ARTICLE NATASHA STAGG
Steven Sebring loves old-fashioned photography. His studio is decorated with near-ancient cameras and the tracings of the analog-inspired: hardwood floors, soft leather chairs, sheepskin, guitars, and a miniature drum set for his son who is “media free.” But there is a future-driven element to even the most puritanical photographers. Capturing real-time with a machine is still a theoretical concept, much like the fourth dimension is. And the fourth dimension, along with the organic movement and imperfections of life, insists Sebring, is captured here, in a contraption he’s built and shrouded in secrecy for the past three years.
“The Big Rig,” as he calls it, is a paneled geodome lined with a hundred cameras on a wheel. The project it has created is called “Revolution.” His subjects—star of the eleven-year project that preceded this one, the film Dream of Life, Patti Smith; a tai chi master who rents a studio in his building; and current “muse,” the model/activist/TV star Coco Rocha, along with others—enter the dome and are recorded. The result is a picture that captures hundreds of angles per second, making the image interactive: viewable from all sides, perfect for photo booths that send images to iPads, and, yes, revolutionary, in studying the body in motion.

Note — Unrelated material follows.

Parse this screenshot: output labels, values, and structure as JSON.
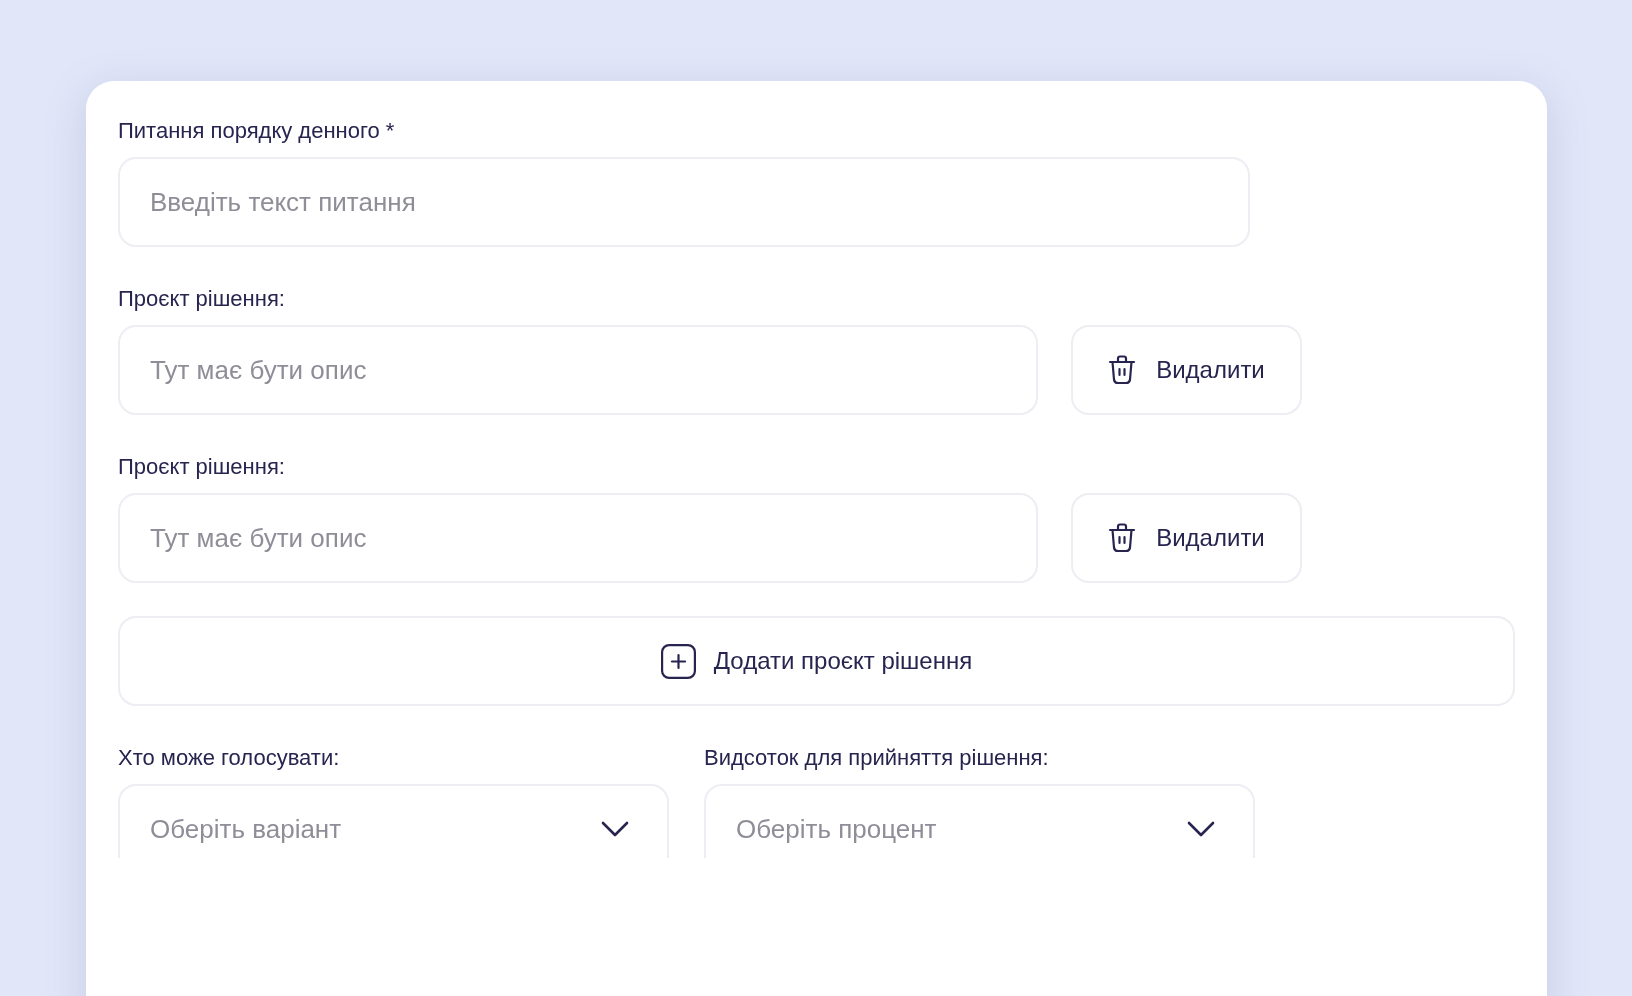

Large-scale photographs accompanied by tablets and 3-D printed captures will be on display from May 21st to the 23rd at the 69th Regiment Armory (and 69, says Sebring, is his lucky number) in New York, and the opening is on the 22nd. Much more is in the works after this invention is brought to light, though, since the possibilities are limitless, and 30 patents protect the software that harnesses these observations. Rocha herself is as enthusiastic as the creator about his invention. As the first model to be photographed by the Lytro camera in 2011 (after contacting the company herself about it), she has a reputation for assisting in the discovery of communicative technology. “This is the only project I keep coming back to,” she says, after explaining that she turned down a very, very good job to participate in this one. That’s how badly she wanted to be the first in the machine. “It’ll be something else to put on my Wikipedia page.”
Sebring’s inspirations don’t stem from the digital world, though. Marcel Duchamp’s radical 1912 painting Nude Descending a Staircase, No. 2 (first shown at the Armory in 1913) attempted, and in many ways succeeded masterfully, to capture the movement of a person coming down the stairs. Entirely by coincidence, 100 years later, in the same space, Sebring will show his version of Nude Descending. He shows me the demo version on his iPad, and there it is: a nude, walking down stairs, traced through time with fluttering trails made by her feminine gestures. “We killed it,” he said. “We really killed it.”